::: DATA EXCERPTS
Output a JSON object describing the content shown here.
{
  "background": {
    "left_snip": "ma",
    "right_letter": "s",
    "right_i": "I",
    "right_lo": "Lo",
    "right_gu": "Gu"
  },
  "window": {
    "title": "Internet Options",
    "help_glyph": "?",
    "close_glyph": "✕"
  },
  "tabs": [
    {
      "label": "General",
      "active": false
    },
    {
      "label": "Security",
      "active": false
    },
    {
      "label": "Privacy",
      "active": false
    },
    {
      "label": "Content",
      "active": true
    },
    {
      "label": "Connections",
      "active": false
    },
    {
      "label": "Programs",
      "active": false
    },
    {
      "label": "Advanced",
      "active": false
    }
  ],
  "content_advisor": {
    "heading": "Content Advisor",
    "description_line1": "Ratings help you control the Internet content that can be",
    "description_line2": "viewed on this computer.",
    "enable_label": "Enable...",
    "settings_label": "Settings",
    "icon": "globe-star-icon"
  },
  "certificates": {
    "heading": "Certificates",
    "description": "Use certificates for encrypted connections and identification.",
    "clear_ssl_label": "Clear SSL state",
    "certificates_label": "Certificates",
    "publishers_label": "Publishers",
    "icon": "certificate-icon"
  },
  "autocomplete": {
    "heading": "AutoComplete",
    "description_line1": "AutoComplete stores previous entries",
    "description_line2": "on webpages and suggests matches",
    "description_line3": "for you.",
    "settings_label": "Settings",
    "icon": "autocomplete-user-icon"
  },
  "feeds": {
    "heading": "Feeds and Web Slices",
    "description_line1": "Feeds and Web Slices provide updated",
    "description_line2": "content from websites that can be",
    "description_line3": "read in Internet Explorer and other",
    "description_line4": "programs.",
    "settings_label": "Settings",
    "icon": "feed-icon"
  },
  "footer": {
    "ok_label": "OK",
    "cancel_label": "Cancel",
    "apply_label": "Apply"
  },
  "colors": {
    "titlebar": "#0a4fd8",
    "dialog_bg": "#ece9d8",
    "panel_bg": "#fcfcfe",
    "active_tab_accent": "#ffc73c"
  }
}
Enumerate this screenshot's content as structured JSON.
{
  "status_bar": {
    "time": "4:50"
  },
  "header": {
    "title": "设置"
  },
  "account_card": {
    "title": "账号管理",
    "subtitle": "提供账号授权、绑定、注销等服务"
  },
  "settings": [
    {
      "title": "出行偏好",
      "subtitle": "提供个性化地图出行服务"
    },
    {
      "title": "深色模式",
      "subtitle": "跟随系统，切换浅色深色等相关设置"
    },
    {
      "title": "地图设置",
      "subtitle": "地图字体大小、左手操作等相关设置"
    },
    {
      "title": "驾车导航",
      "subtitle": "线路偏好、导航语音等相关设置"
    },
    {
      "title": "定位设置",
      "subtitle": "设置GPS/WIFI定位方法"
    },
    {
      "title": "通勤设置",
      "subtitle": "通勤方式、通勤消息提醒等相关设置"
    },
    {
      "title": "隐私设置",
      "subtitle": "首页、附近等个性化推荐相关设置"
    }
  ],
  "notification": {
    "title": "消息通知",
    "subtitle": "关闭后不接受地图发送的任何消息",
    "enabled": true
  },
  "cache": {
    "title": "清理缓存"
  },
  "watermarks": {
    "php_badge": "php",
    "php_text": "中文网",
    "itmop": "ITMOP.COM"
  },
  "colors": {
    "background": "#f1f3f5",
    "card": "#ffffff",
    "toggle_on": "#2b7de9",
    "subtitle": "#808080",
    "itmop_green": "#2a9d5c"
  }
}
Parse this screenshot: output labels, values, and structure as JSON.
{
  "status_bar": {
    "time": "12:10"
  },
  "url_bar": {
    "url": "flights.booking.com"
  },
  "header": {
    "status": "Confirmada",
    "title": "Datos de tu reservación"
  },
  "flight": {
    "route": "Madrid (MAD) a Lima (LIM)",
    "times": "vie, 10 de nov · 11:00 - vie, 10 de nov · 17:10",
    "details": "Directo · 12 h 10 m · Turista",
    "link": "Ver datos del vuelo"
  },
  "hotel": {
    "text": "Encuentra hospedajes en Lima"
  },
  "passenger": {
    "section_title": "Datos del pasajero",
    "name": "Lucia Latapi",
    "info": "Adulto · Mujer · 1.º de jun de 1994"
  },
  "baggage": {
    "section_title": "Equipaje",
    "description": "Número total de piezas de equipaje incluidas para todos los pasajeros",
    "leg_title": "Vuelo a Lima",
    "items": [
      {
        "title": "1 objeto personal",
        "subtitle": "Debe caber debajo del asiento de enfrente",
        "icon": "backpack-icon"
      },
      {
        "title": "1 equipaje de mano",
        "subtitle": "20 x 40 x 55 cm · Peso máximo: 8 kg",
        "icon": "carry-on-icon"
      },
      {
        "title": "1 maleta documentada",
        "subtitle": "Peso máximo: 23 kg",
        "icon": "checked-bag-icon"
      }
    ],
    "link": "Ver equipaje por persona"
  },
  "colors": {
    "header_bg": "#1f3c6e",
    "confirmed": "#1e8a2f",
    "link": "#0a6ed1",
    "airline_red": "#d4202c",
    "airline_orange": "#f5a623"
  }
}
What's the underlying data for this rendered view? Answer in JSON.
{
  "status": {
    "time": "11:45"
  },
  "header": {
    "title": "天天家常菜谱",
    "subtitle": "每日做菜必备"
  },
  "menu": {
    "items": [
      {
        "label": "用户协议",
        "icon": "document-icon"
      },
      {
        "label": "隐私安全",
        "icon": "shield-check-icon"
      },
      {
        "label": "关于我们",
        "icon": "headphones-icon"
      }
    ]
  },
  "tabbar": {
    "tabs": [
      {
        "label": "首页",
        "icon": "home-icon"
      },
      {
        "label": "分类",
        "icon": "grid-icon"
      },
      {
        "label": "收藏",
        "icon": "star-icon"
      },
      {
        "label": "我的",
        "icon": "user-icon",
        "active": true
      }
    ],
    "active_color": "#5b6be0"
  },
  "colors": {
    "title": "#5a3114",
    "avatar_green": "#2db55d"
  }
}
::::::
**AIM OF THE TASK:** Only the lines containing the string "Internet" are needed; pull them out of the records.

**ANSWER TO THE EXERCISE:**
    "title": "Internet Options",
    "description_line1": "Ratings help you control the Internet content that can be",
    "description_line3": "read in Internet Explorer and other",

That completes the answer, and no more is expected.